The “Lion of the Senate” and Massachusetts’ favorite son is no more…

It’s a sad day in Massachusetts, the Senate, the country, and around much of the world. One of my greatest heroes is gone, and I am feeling the loss as I remember one who improved the lives of so many millions.

I’m in the process of writing a blog about Ted Kennedy, but it won’t be posted until tomorrow. Until then, I wanted to share one written by Judy Norsigian, executive director of Our Bodies, Ourselves, and a PRIM&R Board member. Judy posted this blog on her organization’s website and I wanted to share it with you. Onward in hope…

Joan Rachlin, JD, MPH
PRIM&R Executive Director

(Originally posted by Judy Norsigian, executive director of Our Bodies, Ourselves and PRIM&R Board Member, on Our Bodies, Our Blog)

Remembering Senator Kennedy’s Work on Behalf of All

It is with heavy heart that so many of us receive the news of Sen. Ted Kennedy’s death. Although I have been anticipating this moment for weeks now, the reality is still such a shock.

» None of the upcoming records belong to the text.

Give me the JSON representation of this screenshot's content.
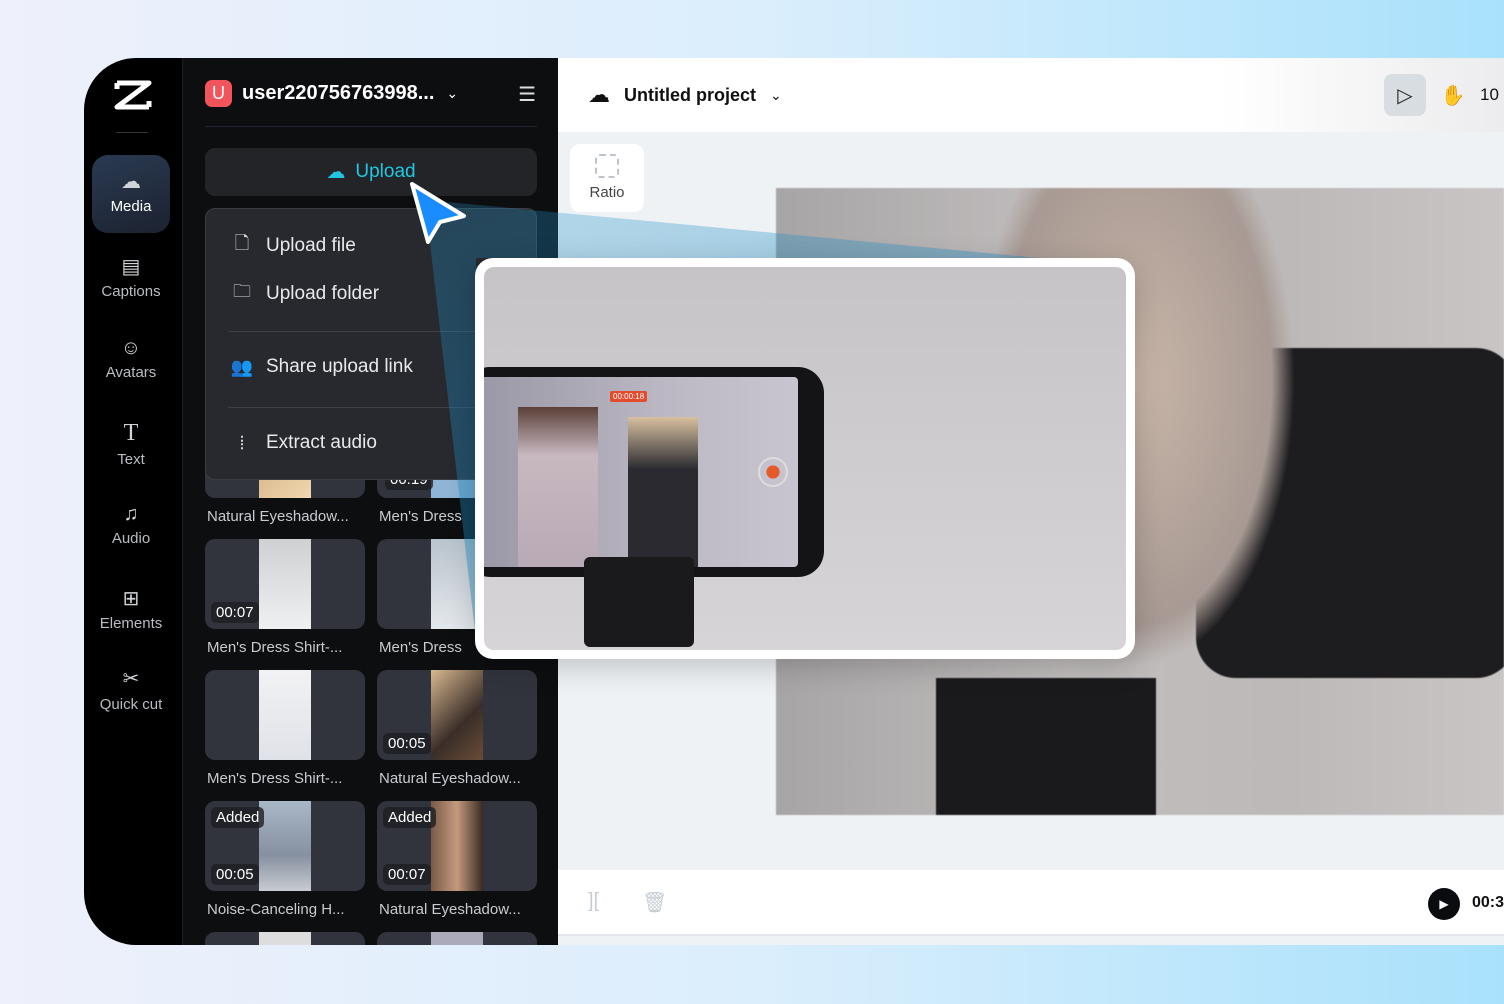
{
  "rail": {
    "items": [
      {
        "label": "Media",
        "icon": "cloud-upload-icon"
      },
      {
        "label": "Captions",
        "icon": "captions-icon"
      },
      {
        "label": "Avatars",
        "icon": "avatar-icon"
      },
      {
        "label": "Text",
        "icon": "text-icon"
      },
      {
        "label": "Audio",
        "icon": "music-note-icon"
      },
      {
        "label": "Elements",
        "icon": "elements-icon"
      },
      {
        "label": "Quick cut",
        "icon": "quick-cut-icon"
      }
    ]
  },
  "panel": {
    "user_initial": "U",
    "username": "user220756763998...",
    "upload_label": "Upload",
    "menu": [
      {
        "label": "Upload file",
        "icon": "file-upload-icon"
      },
      {
        "label": "Upload folder",
        "icon": "folder-upload-icon"
      },
      {
        "label": "Share upload link",
        "icon": "users-icon"
      },
      {
        "label": "Extract audio",
        "icon": "audio-wave-icon"
      }
    ],
    "media": [
      {
        "title": "Natural Eyeshadow...",
        "duration": "",
        "added": false
      },
      {
        "title": "Men's Dress",
        "duration": "00:19",
        "added": false
      },
      {
        "title": "Men's Dress Shirt-...",
        "duration": "00:07",
        "added": false
      },
      {
        "title": "Men's Dress",
        "duration": "",
        "added": false
      },
      {
        "title": "Men's Dress Shirt-...",
        "duration": "",
        "added": false
      },
      {
        "title": "Natural Eyeshadow...",
        "duration": "00:05",
        "added": false
      },
      {
        "title": "Noise-Canceling H...",
        "duration": "00:05",
        "added": true
      },
      {
        "title": "Natural Eyeshadow...",
        "duration": "00:07",
        "added": true
      }
    ],
    "added_label": "Added"
  },
  "header": {
    "project_title": "Untitled project",
    "zoom": "10"
  },
  "canvas": {
    "ratio_label": "Ratio",
    "rec_time": "00:00:18"
  },
  "timeline": {
    "time": "00:3"
  },
  "colors": {
    "accent": "#22c6e0",
    "cursor": "#1a8cff",
    "avatar": "#f2545b"
  }
}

I know that for so many women’s health activists, Kennedy’s passing will only strengthen our resolve to continue his valiant fight for meaningful health care reform. I have started writing letters to several more liberal Republicans, beseeching them to honor his memory by breaking ranks with the Republican Party and its current efforts to eliminate the public health insurance option from any bill coming out of Congress.

As a tribute to this tireless advocate for the millions who had no political power, each of us can think of one gesture we can carry out in the coming weeks.

In 2002, I testified before the Senate HELP Committee on the topic of somatic cell nuclear transfer (which involves creating cloned human embryos to serve as a source of embryonic stem cells for scientific research; it poses health risks for women who provide eggs for such research). Kennedy, who was co-chairing that particular HELP Committee hearing, was ever so gracious, even though I knew he did not agree with the position of Our Bodies Ourselves at that time.

And when my late husband, Irving Kenneth Zola, died in 1994, shortly after he was appointed to the National Council on Disability, Kennedy’s remarks at a special memorial service for Irv in Washington, D.C., brought tears to everyone’s eyes. His compassion, tenacity and commitment to the needs of all remain an inspiration to me both personally and professionally.

We will miss you terribly, Ted, and we will all fight even harder for the causes you championed for more decades than some of us have even been alive.